This family story takes us to Romania, more specifically to the Brasov area, also known as Kronstadt.
In this first photograph someone has marked the persons to be “Ludwig Michaelis senior, Samuel Schiel, Marie Schiel, Heinz Schiel (4 or 5 years old), Friedrich Schiel“. The photo dates to 1901 or 1902 according to whoever labelled it.
The Schiels were a very prominent family in the Brasov area, as it turns out! I’ve been able to find quite a lot of information on them because of their status in their community.
In this blog post, I want to focus on Samuel Schiel and his family. He was an entrepreneuer ahead of his time, owner of several factories and a trail blazer in many ways.
Samuel was born in 1857, so he was about 44 years old when this photograph was taken. He was already a successful businessman at the time. His wife Marie Julie née Ganzert was born in Heilbronn, Germany, in 1860. They got married in 1886 in Kronstadt:
They became parents of their son Heinrich (“Heinz”) Samuel Schiel (the little boy in this photo) 10 years later, in 1896. Here’s Heinrich’s birth registration from April 14th, 1896:
The couple had had their first son, Karl Friedrich Otto, already in 1888:
In 1890 they were blessed with a baby girl whom they named Anna Marie:
In 1892 Samuel and Marie had another son, Hermann:
In April 1901, Samuel and Marie welcomed their youngest son Richard Gustav Schiel. Marie was 41 years old at the time of his birth. So she may be actually pregnant with Richard in the above photo.
Factories in Busteni
I came across this interesting article in German. I used the information from the article below and borrowed the photos courtesy of Klaus Schiel. Click HERE to read the article in German.
Samuel and his older brother Carl Schiel founded their first paper mill “C. & S. Schiel” in Buşteni, which lies close to Kronstadt, in 1882. At the time Carl was 31 and Samuel just 24 years old.
Brothers Carl (left) and Samuel Schiel
Their start was rocky since their financial means were limited. Carl was a father of four children at the time and Samuel had just finished his training as a mechanical engineer. In their first year of business, 36 employees produced 185 tons of brown wrapping paper. 10 years later, 222 employees produced 1420 tons of it.
“C. & S. Schiel” paper mill. Source: Article by Klaus Schiel
In 1894, a tragedy struck the family: Carl died unexpectedly from the consequences of a severe cold. He left behind a wife and 10 children. Now Samuel was in charge of the business as well as of his brother’s family. He himself was a father of 3 at the time.
But business was booming and Samuel had no time to grieve. In 1904, Samuel turned his business into a public limited company and decided to set up a cellulose factory next to the paper mill. In the coming years, he expanded his business and set up subsequent factories.
Samuel and his brother Carl were what we would refer to as socially responsible employers already in their time. The benefits they offered to their employees would make the Schiel brothers attractive employers today as well. The company built dwelling houses for their employees and their families, which is how Buşteni became a real community.
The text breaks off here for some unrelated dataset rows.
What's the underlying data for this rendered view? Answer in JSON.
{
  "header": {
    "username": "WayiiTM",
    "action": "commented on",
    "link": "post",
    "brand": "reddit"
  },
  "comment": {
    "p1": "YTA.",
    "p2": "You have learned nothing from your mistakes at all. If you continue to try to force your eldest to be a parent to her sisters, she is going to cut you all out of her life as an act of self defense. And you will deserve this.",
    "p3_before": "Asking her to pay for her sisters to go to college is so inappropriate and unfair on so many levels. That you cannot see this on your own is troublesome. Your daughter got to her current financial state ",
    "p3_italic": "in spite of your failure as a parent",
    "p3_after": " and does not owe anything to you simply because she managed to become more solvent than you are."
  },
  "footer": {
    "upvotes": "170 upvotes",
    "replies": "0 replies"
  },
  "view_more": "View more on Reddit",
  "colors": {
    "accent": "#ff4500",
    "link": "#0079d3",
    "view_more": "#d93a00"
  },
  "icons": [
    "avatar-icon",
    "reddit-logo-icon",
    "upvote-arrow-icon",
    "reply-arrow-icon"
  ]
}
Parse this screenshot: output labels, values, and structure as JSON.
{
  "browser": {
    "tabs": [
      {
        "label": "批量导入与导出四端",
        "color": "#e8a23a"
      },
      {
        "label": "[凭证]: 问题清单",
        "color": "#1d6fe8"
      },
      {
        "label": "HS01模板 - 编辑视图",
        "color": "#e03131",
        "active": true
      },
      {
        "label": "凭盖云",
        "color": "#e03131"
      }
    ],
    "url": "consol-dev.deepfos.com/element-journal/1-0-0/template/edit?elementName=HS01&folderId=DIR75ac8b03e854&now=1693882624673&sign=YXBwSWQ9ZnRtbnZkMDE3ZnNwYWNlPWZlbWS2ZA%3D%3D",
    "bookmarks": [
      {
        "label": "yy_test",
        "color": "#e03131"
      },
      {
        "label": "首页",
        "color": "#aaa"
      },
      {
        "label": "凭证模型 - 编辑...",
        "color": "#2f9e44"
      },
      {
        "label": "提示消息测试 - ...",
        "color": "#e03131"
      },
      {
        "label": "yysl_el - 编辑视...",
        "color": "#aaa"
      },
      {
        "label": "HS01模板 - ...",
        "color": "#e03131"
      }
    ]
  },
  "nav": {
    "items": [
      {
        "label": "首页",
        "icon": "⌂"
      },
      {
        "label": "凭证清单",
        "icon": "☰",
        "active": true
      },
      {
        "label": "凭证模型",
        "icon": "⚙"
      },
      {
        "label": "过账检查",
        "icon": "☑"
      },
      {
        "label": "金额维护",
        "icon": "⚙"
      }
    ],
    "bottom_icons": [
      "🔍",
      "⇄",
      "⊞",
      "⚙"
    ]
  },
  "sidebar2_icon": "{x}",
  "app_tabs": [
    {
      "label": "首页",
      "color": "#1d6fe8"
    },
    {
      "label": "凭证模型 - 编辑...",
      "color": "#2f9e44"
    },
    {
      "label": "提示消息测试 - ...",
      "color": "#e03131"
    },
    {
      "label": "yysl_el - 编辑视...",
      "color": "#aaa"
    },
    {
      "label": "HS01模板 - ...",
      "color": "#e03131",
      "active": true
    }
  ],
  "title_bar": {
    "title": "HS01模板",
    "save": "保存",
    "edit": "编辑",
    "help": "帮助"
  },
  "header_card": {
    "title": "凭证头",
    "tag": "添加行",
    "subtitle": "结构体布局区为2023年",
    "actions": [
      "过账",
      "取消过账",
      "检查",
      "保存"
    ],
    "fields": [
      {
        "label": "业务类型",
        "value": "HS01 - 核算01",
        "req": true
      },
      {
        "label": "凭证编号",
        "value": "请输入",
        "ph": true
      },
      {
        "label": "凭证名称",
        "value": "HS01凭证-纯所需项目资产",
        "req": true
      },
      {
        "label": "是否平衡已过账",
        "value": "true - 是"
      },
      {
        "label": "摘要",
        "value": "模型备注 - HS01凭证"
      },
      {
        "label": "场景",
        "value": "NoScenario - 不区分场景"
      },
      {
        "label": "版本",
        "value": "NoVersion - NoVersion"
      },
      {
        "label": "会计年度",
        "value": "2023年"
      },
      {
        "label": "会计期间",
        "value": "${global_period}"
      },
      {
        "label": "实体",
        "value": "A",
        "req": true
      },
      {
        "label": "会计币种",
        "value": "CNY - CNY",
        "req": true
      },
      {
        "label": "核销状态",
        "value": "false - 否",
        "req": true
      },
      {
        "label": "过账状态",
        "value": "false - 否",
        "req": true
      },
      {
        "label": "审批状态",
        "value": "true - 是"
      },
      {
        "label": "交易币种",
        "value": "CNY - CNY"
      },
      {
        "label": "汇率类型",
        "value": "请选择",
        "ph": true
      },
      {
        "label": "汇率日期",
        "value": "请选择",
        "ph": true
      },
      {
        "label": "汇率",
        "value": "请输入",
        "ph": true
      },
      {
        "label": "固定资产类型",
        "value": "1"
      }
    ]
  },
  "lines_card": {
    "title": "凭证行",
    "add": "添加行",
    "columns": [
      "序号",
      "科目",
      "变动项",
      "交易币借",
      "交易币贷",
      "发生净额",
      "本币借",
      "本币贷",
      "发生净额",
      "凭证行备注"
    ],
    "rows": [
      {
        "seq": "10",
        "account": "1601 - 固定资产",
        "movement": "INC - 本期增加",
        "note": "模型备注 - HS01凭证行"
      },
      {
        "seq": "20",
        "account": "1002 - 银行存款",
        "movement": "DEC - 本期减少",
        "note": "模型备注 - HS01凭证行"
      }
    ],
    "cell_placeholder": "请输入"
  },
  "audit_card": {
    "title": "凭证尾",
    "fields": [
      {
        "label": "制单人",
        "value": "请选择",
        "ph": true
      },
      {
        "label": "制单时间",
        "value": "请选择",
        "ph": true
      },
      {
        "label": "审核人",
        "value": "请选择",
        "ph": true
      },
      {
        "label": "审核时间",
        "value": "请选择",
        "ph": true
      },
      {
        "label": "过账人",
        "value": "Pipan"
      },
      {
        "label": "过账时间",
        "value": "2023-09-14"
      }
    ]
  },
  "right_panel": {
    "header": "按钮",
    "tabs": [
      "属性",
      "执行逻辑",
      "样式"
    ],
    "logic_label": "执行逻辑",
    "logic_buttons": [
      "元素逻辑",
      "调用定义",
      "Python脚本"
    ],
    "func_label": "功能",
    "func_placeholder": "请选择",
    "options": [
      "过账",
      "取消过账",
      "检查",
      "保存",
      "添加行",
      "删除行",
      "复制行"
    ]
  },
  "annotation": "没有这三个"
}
The employees enjoyed the benefits of health, pension and unemployment insurance, financed by the company. Samuel invested in the well-being of his employees and the community. He financed the heating of the local church, set up a gym for sports and had a banquet hall built for parties of the inhabitants of Busteni, just to name a few of this additional projects.
The brothers also cared for the sustainability of the environment and took care to reforest the areas where wood had been chopped for the purpose of their paper production.
As the business grew rapidly, Samuel needed support managing the plants. He asked his oldest son Otto to join him. Later, Samuel’s other sons joined the management as well as the sons of his late brother Carl.
By the end of August 1944, as WWII devastated Europe, the future of the German population in Busteni became uncertain. The factories were nationalised, the Germans were forced to relocate and leave Busteni, the only home they had known. Samuel Schiel was spared this painful departure. He passed away on August 13th, 1944, at the age of 87.